• How to Be a Good Mentor

    While having a mentor can do wonders to your career, being one can also be a valuable experience. Think about the best mentor you’ve ever had. It could be your old manager, parent, coach, or even your friend. What made them unique is how they were able to instil lessons that make you happier and more effective in life, not just at work.

    Being a mentor is essentially transferring knowledge to your organization’s next generation. You’ll be able to provide an individual or a group of people with the proper direction that can help them make better decisions in the long run.

    When you reach a point where you have a chance to pass this experience on to someone else, it can be both exciting and a little confusing. You can use plenty of things to help you connect better with your mentee. Here are some tips that can help you out during this journey:


    Ask the Right Questions

    Whether you realize it or not, biases can affect your judgement. While you can work to dismantle them, they are so ingrained that they can peek out sometimes. To ensure that it doesn’t happen, break through assumptions by asking the right questions.

    This is particularly important if the person under your wing is in the early parts of their career. They’ll surely not know most of the things at work. And as a senior, you’ll find this frustrating at times. But it’s best to be patient and understand.

    When you try to dig deeper by asking questions, you’re looking to clear things up. You’ll be able to understand where they’re having trouble, so you’ll be able to help them better.


    Practice Empathy

    Empathy is one of the most vital traits of a good mentor. You need to understand what your protégé feels to know the best approach to guiding them. You might think that this can’t be taught, but with a bit of practice, you can achieve higher levels of empathy.

    This will require a bit of effort from your side. Sometimes, the best way to do it is just by listening. This doesn’t mean you should stop providing instructions; instead, be conscious when your mentee has something to say. Listen with compassion and try to understand your mentee’s point of view.


    Become a Role Model

    Your protégé can learn more by simply observing and learning from your actions and words. They can pick up how you conduct yourself and interact with others or with a specific task you’re handling. If you’re having a hard time with a project, they’ll see how you react to the challenges. If you’re negatively impacted by something to the point that it shows in your behavior, you’ll let them see that these things are acceptable.

    Set your mentee on the right path by showing them that there are multiple ways to handle difficult situations effectively. Talk them through your process and help them understand that they always have the choice of how they would react to a particular problem.


    Celebrate Achievements

    Because people usually call mentors for help through situations, conversations often revolve around stressful things. When work is always high-strung, this can negatively affect motivation. Nobody wants this to happen, of course. So, make sure to keep things light from time to time by providing enough encouragement.

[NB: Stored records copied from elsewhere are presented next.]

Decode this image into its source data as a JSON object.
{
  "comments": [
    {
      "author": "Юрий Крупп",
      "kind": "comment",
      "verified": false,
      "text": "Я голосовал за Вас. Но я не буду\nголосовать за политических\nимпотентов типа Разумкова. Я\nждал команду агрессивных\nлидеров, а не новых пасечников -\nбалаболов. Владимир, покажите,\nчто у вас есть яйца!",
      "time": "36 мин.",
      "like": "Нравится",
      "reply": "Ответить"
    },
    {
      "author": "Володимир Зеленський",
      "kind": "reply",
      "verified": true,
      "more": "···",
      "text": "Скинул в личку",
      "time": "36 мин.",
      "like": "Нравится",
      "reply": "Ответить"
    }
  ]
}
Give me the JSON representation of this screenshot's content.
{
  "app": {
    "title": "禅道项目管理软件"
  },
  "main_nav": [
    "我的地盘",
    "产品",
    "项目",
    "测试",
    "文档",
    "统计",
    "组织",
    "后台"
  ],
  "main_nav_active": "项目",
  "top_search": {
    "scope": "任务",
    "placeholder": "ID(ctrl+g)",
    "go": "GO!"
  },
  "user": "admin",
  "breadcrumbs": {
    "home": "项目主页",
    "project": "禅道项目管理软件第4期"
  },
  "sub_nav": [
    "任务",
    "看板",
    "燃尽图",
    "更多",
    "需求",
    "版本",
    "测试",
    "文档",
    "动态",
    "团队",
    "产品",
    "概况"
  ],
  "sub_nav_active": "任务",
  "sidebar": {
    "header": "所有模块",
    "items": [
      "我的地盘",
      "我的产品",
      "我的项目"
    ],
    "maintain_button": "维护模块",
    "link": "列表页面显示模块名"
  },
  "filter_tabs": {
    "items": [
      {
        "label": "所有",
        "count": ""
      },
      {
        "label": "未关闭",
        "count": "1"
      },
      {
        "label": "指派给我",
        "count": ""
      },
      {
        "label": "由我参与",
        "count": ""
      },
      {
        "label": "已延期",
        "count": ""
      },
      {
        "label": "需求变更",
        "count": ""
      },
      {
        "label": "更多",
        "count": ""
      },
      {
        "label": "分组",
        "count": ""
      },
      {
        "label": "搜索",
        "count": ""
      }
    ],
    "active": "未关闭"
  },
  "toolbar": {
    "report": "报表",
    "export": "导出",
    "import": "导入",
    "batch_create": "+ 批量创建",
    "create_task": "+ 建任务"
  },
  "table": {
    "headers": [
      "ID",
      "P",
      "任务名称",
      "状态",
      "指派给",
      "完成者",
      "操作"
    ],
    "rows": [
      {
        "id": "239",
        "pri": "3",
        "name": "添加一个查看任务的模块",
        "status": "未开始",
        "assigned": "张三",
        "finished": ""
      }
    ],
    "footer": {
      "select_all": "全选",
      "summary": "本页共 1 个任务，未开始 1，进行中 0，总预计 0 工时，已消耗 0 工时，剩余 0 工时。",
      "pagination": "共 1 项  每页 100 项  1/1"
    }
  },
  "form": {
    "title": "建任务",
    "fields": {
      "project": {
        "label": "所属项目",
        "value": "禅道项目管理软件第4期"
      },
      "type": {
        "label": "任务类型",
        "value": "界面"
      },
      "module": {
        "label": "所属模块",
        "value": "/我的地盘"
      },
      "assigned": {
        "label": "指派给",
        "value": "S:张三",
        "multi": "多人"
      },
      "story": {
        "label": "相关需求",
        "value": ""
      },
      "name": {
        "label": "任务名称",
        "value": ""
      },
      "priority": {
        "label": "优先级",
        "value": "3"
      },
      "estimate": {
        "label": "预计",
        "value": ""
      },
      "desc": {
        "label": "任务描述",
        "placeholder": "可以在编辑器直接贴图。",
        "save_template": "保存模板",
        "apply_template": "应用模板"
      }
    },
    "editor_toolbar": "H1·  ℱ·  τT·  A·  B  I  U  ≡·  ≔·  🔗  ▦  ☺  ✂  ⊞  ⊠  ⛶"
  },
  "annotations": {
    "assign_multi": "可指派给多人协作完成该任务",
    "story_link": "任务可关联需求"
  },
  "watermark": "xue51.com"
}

    One great way to do this is by celebrating your protégé’s achievements, no matter how small they are. It might not be obvious, but this can help them build up their confidence while strengthening the bond between you.

    If you’re wondering how to do this, consider asking them about what their love language is. For example, contemplate sending them a gift as a token of appreciation. Meanwhile, if they value words of affirmation more, that’s the way to go.

    Being a mentor is all about making yourself available to support someone whenever they need it, even if they don’t know. You should be able to deliver this support in the best way to make sense to them. Get to learn more about your mentee by making genuine connections so that you can provide tailored resources for them.


    Visit the homepage to read about my past experiences as a mentor. You might learn a thing or two to help with your mentoring goals.